Dennis Hopper is right.
Older Americans aren't playing shuffle board.
Actor, activist Hopper hosts a current television commercial in which he tosses aside the dictionary and discusses redefining retirement as a dream without an expiration date.
He's preaching to the choir.
Older Americans don't go away to warmer climates to fade into the sunset, they don't disappear into a new home because of health reasons and they don't withdraw from active duty status.
To the contrary, people 50 and over are looking forward to an active and healthy retirement and the choices they have made about their home's location, design and upgrades reflect that optimism, according to a yet-to be-released "Senior Housing Study" from the CABA Internet Home Alliance Research Council, a network of leading companies engaged in advancing the home technology market.
The alliance commissioned consumer technology researcher Zanthus to survey 600 homeowners over the age of 50 who had purchased a new home within the last four years.
Among them, 390 lived in an active adult community (AAC), owned their own homes and had access to onsite amenities such as a club house, golf course, swimming pool and walking paths. The other 210 moved into a new home in typical neighborhoods with people of all ages.
Conducted in March 2007, the study was designed to identify what consumers over the age of 50 want most in a connected home to keep them safe, comfortable and living independently.
The study found:
- That vast majority, 91 percent, said retirement or semi-retirement was the reason for moving, not a health condition, empty nests or some other family-related reason. It was a lifestyle choice not forced upon them.
- Moving to a warmer climate was not a key factor. Only 25 percent and 23 percent of AAC and typical neighborhood residents, respectively, chose "live in a warmer climate" as a reason for moving to a new home.
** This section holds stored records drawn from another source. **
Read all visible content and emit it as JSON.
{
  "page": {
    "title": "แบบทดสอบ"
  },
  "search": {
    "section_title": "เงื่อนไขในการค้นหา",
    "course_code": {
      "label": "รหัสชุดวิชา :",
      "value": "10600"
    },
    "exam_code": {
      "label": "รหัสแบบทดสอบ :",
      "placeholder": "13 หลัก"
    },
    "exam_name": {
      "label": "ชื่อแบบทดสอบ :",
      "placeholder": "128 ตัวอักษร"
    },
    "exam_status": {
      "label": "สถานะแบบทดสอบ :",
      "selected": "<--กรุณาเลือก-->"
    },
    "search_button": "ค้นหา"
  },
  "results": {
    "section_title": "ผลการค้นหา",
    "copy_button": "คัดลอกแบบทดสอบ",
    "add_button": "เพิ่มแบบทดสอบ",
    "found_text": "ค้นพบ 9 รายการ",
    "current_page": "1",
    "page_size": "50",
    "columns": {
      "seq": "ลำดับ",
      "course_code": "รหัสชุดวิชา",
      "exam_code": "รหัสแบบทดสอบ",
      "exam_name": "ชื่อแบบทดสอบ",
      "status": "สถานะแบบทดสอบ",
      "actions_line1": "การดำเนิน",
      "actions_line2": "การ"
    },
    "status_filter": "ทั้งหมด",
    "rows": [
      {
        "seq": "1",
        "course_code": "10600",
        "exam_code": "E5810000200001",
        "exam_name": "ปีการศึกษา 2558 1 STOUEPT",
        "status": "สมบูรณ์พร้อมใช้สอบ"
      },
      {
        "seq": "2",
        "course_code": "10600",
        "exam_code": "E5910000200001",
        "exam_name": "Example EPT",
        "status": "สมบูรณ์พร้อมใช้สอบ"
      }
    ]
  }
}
Perhaps even more radical, only 5 percent of seniors considered living close to medical facilities in their relocation process.
- Among those moving into an AAC, 59 percent cited a desire to "live near people with similar interests who were similar to them in age and stage of life." The top reason for moving into a new home in a typical neighborhood -- cited by 49 percent of the respondents - was a desire "to have a home with a better layout."
- Plans to stay active was evident from the 63 percent of seniors who have home offices in their new homes; 70 percent of AAC residents and 65 percent of typical neighborhood residents have broadband Internet access at home and 45 percent of AAC residents and 51 percent of typical neighborhood residents have WiFi access. Fewer than 10 percent of those surveyed had no Internet access.
- And active life is fine, but so are conveniences. Virtually all the homes had laundry rooms and about half (49 percent) have what they consider a "gourmet kitchen." Less common were home theaters (10 percent) and exercise rooms (8 percent). Central audio existed in 40 percent of typical neighborhood homes but only 29 percent of AAC homes, but 40 percent of seniors who opted against audio wiring say they would have it installed if they had the opportunity again.
The study also found, generally, that homeowners over the age of 65 worry less than younger homeowners about independent living, feeling secure at home, using the bathroom independently, seeing a doctor on short notice, staying connected to family and monitoring energy use and conserving energy.
"What the study results reveal is that today's seniors are living full, healthy lives, have no intention of slowing down and want their homes to help them maintain their independence and connection to the world," said Woods.
"Seniors are designing homes and choosing upgrades that will let them stay fully engaged with friends and family. Hubs of activity, whether in the form of a gourmet kitchen for entertaining or a home office with broadband or wireless technology, are essential," Woods added in a prepared statement.
The study is due for a full release May 31st in Denver at the National Association of Homebuilders "Building For Boomers and Beyond: 50+ Housing Symposium."